It’s worth noting that they also went backwards in a safe Labour ward in Blackpool and a safe Conservative seat in Northamptonshire.  But the overall pattern is clear, and it’s not merely confined to last night: the Liberal Democrats are enjoying a mini-revival, particularly in the south-east.

Of course, it doesn’t appear to be making itself felt in the Liberal Democrats’ poll share. “After Corbyn's election,” my colleague George tweeted recently, “Some predicted Lib Dems would rise like Lazarus. But poll ratings still stuck at 8 per cent.” Prior to the local elections, I was pessimistic that the so-called Liberal Democrat fightback could make itself felt at a national contest, when the party would have to fight on multiple fronts.

But the local elections – the first time since 1968 when every part of the mainland United Kingdom has had a vote on outside of a general election – proved that completely wrong. They  picked up 30 seats across England, though they had something of a nightmare in Stockport, and were reduced to just one seat in the Welsh Assembly. Their woes continued in Scotland, however, where they slipped to fifth place. They were even back to the third place had those votes been replicated on a national scale.

Polling has always been somewhat unkind to the Liberal Democrats outside of election campaigns, as the party has a low profile, particularly now it has just eight MPs. What appears to be happening at local by-elections and my expectation may be repeated at a general election is that when voters are presented with the option of a Liberal Democrat at the ballot box they find the idea surprisingly appealing.

Added to that, the Liberal Democrats’ happiest hunting grounds are clearly affluent, Conservative-leaning areas that voted for Remain in the referendum.

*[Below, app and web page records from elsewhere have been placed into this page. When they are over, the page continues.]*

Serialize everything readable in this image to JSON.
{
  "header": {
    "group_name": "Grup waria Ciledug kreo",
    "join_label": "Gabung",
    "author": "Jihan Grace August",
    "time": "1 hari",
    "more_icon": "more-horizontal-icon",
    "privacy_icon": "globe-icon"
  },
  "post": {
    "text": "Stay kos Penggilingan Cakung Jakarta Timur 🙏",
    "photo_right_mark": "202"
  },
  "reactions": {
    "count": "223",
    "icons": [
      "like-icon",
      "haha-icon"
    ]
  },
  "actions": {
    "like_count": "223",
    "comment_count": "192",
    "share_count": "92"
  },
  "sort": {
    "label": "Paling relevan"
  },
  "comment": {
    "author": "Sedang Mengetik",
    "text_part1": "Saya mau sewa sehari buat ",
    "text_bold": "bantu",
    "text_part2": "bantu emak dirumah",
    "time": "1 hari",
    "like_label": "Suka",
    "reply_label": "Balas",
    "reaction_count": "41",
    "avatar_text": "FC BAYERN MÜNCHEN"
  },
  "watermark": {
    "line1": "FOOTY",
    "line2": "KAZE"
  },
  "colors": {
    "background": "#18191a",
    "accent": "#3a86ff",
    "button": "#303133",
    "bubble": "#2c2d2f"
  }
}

All of which makes their hopes of a good second place in Witney – and a good night in the 2017 county councils – look rather less farfetched than you might expect. 

Stephen Bush is special correspondent at the New Statesman. He usually writes about politics.